The movie, like the television series, is a mockumentary about two comedic actors named Steve and Rob whose careers and lives bear a striking resemblance to those of Steve Coogan and Rob Brydon.
The film opens with Steve calling Rob to ask if Rob would be available for a trip critiquing a number of high end restaurants in the north of England. Steven has accepted a commission from The Observer newspaper to do a travelogue and review column of the locations along the trip. When he had initially taken the commission Steven had planned to have his gourmand girlfriend Mischa accompany him, but their relationship has been put "on hold" as she has traveled to the United States in the hopes of getting some journalistic commissions of her own. Steven has run out of options for companions, and so he asks his co-worker of 11 years Rob to join him on the trip.
The movie is a delightfully buddy comedy which takes advantage of the Steven's and Rob's comfortable friendship to create a touching and believable narrative. While one can enjoy the film just for the buddy comedy that it is, it is also a film that works on two other distinct levels.
First, as a visual representation of the north of England it is beautiful. The cinematographer captured the moors, mountains, and pastures magnificently and the picturesque representations of bucolic England are one of the best advertisements for a vacation to the country that one could imagine. Add to the visual beauty food that ranges from the exquisite to the weird, and a nice touch of history, and you have a film that works as a proxy for the travelogue that the Steven character is supposed to be writing. In making a film depicting a writer journeying to acquire material, the film has managed to visually tell the tale as the character might well be writing.
The second, and more profound, level of the film is the nature of the lives of Steven and Rob and the social commentary contained therein. Steven represents the urban sophisticate and Rob the bourgeois.
Steven is the more "internationally famous" actor who has starred in American films and who is seeking more work in America, and who tells his British agent that he doesn't want to do any more British television. He wants to star in important independent films, and doesn't have time to star as the "baddie" in an upcoming episode of Doctor Who. Steven is not content with his professional life, and seeks to do something "important."
Rob's work has mostly been in British television where he is known for his uncanny impressions and for a particular vocal gimmick called "small man trapped in a box." Before I continue describing Rob's life, you really must experience the small man bit. It is remarkable, and I couldn't believe it wasn't done with post-production tricks -- but it is something very real.
Rob is portrayed as a working class actor who is quite content with his career and who deeply appreciates the respect and admiration he receives from his fans. Where Steven is dour, Rob is cheerful -- infectiously so.
It isn't merely creatively that Steven is frustrated. His personal life is also the shambles. His girlfriend has just left him, though he is trying to keep a connection to her, and his divorce has had a predictable affect on his relationship with his son -- a son who is rebelling a bit and who is in need of a positive role model.
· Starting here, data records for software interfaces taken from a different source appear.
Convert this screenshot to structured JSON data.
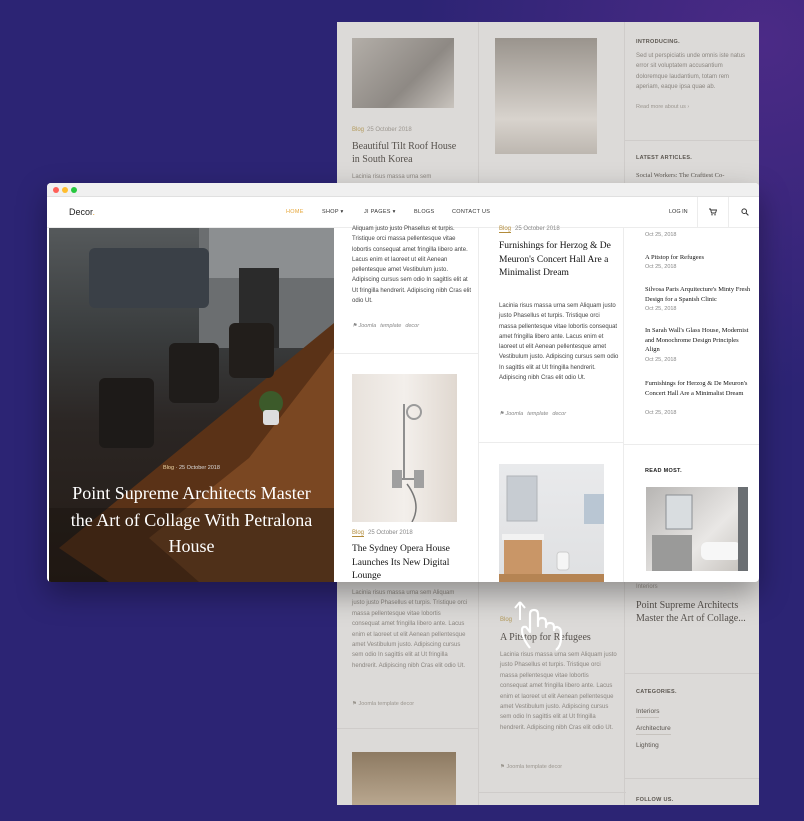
{
  "back_page": {
    "col1": {
      "post1": {
        "category": "Blog",
        "date": "25 October 2018",
        "title": "Beautiful Tilt Roof House in South Korea",
        "excerpt_start": "Lacinia risus massa urna sem"
      },
      "post2": {
        "excerpt": "Lacinia risus massa urna sem Aliquam justo justo Phasellus et turpis. Tristique orci massa pellentesque vitae lobortis consequat amet fringilla libero ante. Lacus enim et laoreet ut elit Aenean pellentesque amet Vestibulum justo. Adipiscing cursus sem odio In sagittis elit at Ut fringilla hendrerit. Adipiscing nibh Cras elit odio Ut.",
        "tags": [
          "Joomla",
          "template",
          "decor"
        ]
      }
    },
    "col2": {
      "post": {
        "category": "Blog",
        "title": "A Pitstop for Refugees",
        "excerpt": "Lacinia risus massa urna sem Aliquam justo justo Phasellus et turpis. Tristique orci massa pellentesque vitae lobortis consequat amet fringilla libero ante. Lacus enim et laoreet ut elit Aenean pellentesque amet Vestibulum justo. Adipiscing cursus sem odio In sagittis elit at Ut fringilla hendrerit. Adipiscing nibh Cras elit odio Ut.",
        "tags": [
          "Joomla",
          "template",
          "decor"
        ]
      }
    },
    "col3": {
      "intro_heading": "INTRODUCING.",
      "intro_text": "Sed ut perspiciatis unde omnis iste natus error sit voluptatem accusantium doloremque laudantium, totam rem aperiam, eaque ipsa quae ab.",
      "read_more": "Read more about us",
      "latest_heading": "LATEST ARTICLES.",
      "latest_first": "Social Workers: The Craftiest Co-",
      "read_most_category": "Interiors",
      "read_most_title": "Point Supreme Architects Master the Art of Collage...",
      "categories_heading": "CATEGORIES.",
      "categories": [
        "Interiors",
        "Architecture",
        "Lighting"
      ],
      "follow_heading": "FOLLOW US."
    }
  },
  "window": {
    "logo": "Decor",
    "logo_dot": ".",
    "nav": [
      {
        "label": "HOME",
        "active": true
      },
      {
        "label": "SHOP",
        "dropdown": true
      },
      {
        "label": "JI PAGES",
        "dropdown": true
      },
      {
        "label": "BLOGS"
      },
      {
        "label": "CONTACT US"
      }
    ],
    "login": "LOG IN",
    "hero": {
      "category": "Blog",
      "date": "25 October 2018",
      "title": "Point Supreme Architects Master the Art of Collage With Petralona House"
    },
    "colA": {
      "top_excerpt": "Aliquam justo justo Phasellus et turpis. Tristique orci massa pellentesque vitae lobortis consequat amet fringilla libero ante. Lacus enim et laoreet ut elit Aenean pellentesque amet Vestibulum justo. Adipiscing cursus sem odio In sagittis elit at Ut fringilla hendrerit. Adipiscing nibh Cras elit odio Ut.",
      "top_tags": [
        "Joomla",
        "template",
        "decor"
      ],
      "post": {
        "category": "Blog",
        "date": "25 October 2018",
        "title": "The Sydney Opera House Launches Its New Digital Lounge"
      }
    },
    "colB": {
      "post": {
        "category": "Blog",
        "date": "25 October 2018",
        "title": "Furnishings for Herzog & De Meuron's Concert Hall Are a Minimalist Dream",
        "excerpt": "Lacinia risus massa urna sem Aliquam justo justo Phasellus et turpis. Tristique orci massa pellentesque vitae lobortis consequat amet fringilla libero ante. Lacus enim et laoreet ut elit Aenean pellentesque amet Vestibulum justo. Adipiscing cursus sem odio In sagittis elit at Ut fringilla hendrerit. Adipiscing nibh Cras elit odio Ut.",
        "tags": [
          "Joomla",
          "template",
          "decor"
        ]
      }
    },
    "sidebar": {
      "first_date": "Oct 25, 2018",
      "latest": [
        {
          "title": "A Pitstop for Refugees",
          "date": "Oct 25, 2018"
        },
        {
          "title": "Silvosa Paris Arquitecture's Minty Fresh Design for a Spanish Clinic",
          "date": "Oct 25, 2018"
        },
        {
          "title": "In Sarah Wall's Glass House, Modernist and Monochrome Design Principles Align",
          "date": "Oct 25, 2018"
        },
        {
          "title": "Furnishings for Herzog & De Meuron's Concert Hall Are a Minimalist Dream",
          "date": "Oct 25, 2018"
        }
      ],
      "read_most_heading": "READ MOST."
    }
  },
  "colors": {
    "accent": "#e6a73a",
    "background": "#2c2474",
    "back_page": "#dcdad8"
  },
  "icons": {
    "cart": "cart-icon",
    "search": "search-icon",
    "tag": "tag-icon",
    "hand": "hand-scroll-icon"
  }
}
Steven can't maintain a long term relationship, and he cannot quite keep track of the one night stands he has had. He is so caught up in the life of the "artiste" and trying to be a kind of tragic artist in personality, that it is hard for him to truly connect with another person. There is a wonderful moment in the film where he is getting high in a room once used by Coleridge. Steven is trying his best to affect a kind of moody poetic persona, that it creates a powerful yet muted comedic moment.
The opposite is true of Rob's life. He and his wife have only recently had a baby. They have a strong and delightful relationship filled with laughs. Where Steven's phone calls end in sighs and "I have to go nows," Rob's conversations don't end on screen. One can imagine that the playful dialogue between Rob and his wife continues until either they both fall asleep or until the baby awakens in need of some care. The moments where Rob converses and flirts with his wife on the phone are some of the most personal and magical in the film.
It should be noted that all of Steven's phone calls take place via cell phone, and that his quest for cell phone signals is a humorous sub-plot on its own, while all of Rob's phone calls are on land line. The cell phone is presented as cold and distant and never really allows the people on either end of the phone to "connect," whereas the land line is portrayed intimately and conversations via land line are akin to cuddling.
Once more the "urban sophisticate" is contrasted to the simpler "bourgeois," a major theme of the film that is portrayed in a number of ways -- always with the "sophistication"/elitism being shown as failing or inappropriate. Steven rents a Land Rover because "the north has hills," he has accepted a commission to write about food without any real knowledge of food, and so on.
Two of my favorite moments (displayed below) are the very much talked about "Dueling Michael Caines" scene and the "We Rise at Dawn" scene. The "We Rise" scene is maybe one of my favorite comic bits ever. It ranks with "Who's on First" in my mind.
Witty, subtle, beautiful, and rewatchable. The Trip is one of those rare films that makes a short trip seem like an epic journey, all while never being anything other than a small trip. It praises family over fame and friendship over facade.